_SOURCE INFORMATION_
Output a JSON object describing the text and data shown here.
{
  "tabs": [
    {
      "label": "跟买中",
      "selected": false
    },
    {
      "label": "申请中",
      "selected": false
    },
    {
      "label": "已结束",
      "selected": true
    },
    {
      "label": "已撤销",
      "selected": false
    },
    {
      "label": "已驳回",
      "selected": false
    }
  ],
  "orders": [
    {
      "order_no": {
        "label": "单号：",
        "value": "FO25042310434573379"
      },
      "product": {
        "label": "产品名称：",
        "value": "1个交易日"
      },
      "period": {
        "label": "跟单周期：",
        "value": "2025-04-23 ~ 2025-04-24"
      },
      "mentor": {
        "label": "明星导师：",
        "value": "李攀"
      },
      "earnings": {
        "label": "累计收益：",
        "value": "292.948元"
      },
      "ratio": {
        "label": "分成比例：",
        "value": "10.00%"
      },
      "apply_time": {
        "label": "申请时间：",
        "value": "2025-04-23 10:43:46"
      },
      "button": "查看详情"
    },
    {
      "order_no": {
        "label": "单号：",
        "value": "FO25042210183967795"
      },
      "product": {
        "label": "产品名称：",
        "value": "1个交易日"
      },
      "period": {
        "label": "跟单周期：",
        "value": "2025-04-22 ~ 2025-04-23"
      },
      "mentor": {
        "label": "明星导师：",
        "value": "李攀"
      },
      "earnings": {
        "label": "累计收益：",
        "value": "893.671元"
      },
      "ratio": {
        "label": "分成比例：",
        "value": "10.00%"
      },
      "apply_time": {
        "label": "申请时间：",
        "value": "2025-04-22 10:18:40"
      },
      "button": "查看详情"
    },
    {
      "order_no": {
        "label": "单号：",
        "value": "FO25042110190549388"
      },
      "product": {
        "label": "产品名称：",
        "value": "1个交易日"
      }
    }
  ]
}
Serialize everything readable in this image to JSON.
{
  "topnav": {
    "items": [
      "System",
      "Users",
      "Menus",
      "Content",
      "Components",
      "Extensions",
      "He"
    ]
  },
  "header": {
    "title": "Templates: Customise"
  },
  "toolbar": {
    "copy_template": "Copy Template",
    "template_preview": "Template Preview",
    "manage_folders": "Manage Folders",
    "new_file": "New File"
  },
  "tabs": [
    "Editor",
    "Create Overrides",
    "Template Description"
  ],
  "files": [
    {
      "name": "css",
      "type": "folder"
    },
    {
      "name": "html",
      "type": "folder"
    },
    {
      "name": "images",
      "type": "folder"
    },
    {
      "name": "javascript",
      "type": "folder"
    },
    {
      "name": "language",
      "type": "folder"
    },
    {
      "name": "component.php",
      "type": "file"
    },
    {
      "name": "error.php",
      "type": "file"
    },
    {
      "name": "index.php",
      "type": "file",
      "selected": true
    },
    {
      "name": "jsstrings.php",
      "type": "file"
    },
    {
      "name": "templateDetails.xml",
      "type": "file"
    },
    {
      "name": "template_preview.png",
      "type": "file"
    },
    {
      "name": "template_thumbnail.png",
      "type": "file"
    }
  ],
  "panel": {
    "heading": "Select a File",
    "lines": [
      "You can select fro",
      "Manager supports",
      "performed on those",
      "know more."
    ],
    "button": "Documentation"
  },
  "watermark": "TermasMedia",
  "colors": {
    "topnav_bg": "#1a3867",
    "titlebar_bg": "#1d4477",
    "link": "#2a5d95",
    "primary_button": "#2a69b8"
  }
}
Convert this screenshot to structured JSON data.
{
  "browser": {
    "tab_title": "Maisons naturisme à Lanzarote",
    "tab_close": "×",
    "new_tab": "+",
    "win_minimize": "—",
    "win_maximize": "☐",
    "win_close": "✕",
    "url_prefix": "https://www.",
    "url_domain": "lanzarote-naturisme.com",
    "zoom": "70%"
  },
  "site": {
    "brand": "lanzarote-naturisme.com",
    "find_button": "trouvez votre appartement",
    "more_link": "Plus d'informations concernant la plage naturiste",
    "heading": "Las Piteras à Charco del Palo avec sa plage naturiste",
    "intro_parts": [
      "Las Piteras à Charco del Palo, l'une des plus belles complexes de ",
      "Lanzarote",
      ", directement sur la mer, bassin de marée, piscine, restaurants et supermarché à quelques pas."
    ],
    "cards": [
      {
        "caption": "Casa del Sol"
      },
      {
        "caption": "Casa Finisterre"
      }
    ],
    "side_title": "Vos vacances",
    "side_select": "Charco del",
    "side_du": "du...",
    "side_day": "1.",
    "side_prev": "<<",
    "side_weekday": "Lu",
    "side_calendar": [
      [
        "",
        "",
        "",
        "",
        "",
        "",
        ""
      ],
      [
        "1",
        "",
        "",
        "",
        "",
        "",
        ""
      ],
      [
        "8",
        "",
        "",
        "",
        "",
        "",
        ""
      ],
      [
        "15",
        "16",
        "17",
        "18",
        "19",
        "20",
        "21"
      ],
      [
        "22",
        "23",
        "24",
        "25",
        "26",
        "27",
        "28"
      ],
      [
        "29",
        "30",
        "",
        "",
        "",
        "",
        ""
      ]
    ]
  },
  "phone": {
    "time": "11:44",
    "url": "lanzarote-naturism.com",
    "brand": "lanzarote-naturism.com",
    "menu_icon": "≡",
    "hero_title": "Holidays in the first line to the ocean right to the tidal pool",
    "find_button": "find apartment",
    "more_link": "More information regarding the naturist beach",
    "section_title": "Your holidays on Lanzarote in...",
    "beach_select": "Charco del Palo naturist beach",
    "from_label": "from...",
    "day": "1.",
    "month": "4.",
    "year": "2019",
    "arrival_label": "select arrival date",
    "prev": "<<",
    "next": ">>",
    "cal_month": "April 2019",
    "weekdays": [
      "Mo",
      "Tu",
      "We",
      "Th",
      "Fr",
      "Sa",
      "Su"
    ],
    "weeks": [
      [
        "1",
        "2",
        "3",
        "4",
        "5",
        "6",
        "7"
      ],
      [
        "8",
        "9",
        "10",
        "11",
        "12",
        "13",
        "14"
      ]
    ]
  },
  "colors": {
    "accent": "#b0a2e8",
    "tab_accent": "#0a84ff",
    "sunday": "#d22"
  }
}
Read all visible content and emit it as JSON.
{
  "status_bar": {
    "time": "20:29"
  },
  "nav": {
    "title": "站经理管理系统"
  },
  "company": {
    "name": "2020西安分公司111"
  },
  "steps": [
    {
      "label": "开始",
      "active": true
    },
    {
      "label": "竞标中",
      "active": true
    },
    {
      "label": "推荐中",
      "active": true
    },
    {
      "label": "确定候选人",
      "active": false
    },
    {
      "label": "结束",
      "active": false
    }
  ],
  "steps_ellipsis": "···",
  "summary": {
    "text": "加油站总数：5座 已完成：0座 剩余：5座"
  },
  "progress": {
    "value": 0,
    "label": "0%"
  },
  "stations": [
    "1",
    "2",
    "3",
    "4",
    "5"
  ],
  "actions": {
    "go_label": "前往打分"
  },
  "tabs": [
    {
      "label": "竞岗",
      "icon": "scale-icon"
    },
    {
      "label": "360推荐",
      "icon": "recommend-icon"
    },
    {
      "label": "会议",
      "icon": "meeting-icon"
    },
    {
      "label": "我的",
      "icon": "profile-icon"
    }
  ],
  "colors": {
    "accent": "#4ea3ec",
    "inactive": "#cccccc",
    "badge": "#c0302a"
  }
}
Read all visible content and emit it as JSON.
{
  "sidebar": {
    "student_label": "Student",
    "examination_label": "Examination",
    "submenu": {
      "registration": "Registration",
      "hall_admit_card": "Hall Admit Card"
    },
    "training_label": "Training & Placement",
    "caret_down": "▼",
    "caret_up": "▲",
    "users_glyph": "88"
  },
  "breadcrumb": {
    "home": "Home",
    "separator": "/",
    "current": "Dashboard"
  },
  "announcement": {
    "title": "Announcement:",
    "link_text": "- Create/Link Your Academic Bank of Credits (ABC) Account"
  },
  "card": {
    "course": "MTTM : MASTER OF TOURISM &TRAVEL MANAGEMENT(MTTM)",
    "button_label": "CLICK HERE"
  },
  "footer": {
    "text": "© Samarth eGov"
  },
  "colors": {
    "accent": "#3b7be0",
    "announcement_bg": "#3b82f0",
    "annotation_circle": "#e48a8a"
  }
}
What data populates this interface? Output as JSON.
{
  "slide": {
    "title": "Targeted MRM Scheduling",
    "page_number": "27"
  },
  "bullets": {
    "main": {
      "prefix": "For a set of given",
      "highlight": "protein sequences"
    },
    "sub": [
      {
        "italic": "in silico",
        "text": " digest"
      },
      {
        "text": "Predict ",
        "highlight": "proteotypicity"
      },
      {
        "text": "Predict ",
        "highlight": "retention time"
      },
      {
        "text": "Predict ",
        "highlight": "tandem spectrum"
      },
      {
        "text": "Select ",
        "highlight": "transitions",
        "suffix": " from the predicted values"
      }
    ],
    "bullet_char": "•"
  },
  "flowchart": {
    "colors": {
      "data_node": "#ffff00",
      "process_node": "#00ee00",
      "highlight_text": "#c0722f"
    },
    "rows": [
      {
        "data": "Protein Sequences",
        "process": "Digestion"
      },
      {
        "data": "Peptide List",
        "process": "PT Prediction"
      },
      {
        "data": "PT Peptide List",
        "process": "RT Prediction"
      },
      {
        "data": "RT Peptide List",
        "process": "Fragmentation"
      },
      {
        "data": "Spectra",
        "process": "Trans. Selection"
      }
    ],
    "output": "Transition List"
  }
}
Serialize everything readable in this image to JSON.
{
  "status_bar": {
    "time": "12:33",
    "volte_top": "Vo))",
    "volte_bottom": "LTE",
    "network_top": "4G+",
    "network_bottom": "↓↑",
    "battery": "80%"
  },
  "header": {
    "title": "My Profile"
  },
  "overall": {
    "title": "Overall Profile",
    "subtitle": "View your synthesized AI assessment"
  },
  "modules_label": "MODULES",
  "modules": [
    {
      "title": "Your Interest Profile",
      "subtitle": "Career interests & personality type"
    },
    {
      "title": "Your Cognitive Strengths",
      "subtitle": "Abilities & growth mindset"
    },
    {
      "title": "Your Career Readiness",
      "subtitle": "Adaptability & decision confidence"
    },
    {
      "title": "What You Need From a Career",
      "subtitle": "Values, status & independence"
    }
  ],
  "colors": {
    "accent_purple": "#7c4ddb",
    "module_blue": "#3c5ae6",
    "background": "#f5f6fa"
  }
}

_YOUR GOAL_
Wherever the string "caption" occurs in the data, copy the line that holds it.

_WRITTEN REPLY_
        "caption": "Casa del Sol"
        "caption": "Casa Finisterre"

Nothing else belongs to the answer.